Exercise input section start

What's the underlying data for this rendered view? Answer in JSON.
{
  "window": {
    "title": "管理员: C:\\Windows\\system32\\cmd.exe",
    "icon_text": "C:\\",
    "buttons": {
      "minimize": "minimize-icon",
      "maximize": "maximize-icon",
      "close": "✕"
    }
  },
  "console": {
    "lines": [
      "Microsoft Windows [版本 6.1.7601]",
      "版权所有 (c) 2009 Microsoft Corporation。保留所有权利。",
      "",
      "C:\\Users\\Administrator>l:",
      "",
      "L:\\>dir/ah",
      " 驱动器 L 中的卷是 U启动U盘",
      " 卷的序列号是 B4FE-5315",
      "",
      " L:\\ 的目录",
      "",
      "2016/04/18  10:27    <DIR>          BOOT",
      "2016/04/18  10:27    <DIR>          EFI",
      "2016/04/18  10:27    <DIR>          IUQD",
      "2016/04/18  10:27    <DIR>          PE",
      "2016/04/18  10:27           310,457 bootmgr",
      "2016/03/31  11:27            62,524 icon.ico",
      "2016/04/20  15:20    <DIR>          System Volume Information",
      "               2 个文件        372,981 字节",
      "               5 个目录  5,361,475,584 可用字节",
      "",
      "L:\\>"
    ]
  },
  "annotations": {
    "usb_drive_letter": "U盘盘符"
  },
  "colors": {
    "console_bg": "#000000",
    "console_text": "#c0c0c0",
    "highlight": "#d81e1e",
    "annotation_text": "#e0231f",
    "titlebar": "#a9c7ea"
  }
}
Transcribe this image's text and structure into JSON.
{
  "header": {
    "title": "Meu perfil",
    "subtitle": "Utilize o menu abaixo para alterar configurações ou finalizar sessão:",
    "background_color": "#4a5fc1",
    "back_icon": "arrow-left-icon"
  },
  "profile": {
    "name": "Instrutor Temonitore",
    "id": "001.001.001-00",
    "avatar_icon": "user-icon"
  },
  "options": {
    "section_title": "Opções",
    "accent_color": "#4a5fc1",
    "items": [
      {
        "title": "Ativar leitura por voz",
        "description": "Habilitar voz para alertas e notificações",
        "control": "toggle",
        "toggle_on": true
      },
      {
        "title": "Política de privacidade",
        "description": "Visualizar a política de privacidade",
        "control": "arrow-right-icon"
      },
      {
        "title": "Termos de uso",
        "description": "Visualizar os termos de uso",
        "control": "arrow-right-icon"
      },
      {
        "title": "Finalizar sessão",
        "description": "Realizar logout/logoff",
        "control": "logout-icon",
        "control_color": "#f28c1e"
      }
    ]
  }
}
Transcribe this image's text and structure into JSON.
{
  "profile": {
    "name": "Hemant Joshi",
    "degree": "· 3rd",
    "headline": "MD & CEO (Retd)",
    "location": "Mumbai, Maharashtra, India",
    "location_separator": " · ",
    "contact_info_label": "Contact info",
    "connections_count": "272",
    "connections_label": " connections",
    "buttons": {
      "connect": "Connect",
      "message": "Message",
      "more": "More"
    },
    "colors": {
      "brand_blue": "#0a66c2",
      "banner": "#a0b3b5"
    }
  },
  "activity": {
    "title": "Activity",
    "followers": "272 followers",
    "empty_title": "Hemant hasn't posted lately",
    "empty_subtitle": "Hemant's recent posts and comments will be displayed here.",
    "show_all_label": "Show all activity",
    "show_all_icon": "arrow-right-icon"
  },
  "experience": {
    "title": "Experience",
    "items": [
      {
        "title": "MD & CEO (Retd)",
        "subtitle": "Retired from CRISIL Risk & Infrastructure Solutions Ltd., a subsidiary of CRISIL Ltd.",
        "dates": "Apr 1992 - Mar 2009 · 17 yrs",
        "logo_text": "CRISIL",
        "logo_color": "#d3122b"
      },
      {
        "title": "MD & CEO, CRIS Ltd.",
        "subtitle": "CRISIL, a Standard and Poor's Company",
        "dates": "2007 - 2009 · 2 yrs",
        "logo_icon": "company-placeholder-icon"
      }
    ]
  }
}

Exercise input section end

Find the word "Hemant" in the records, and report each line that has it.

Task response:
    "name": "Hemant Joshi",
    "empty_title": "Hemant hasn't posted lately",
    "empty_subtitle": "Hemant's recent posts and comments will be displayed here.",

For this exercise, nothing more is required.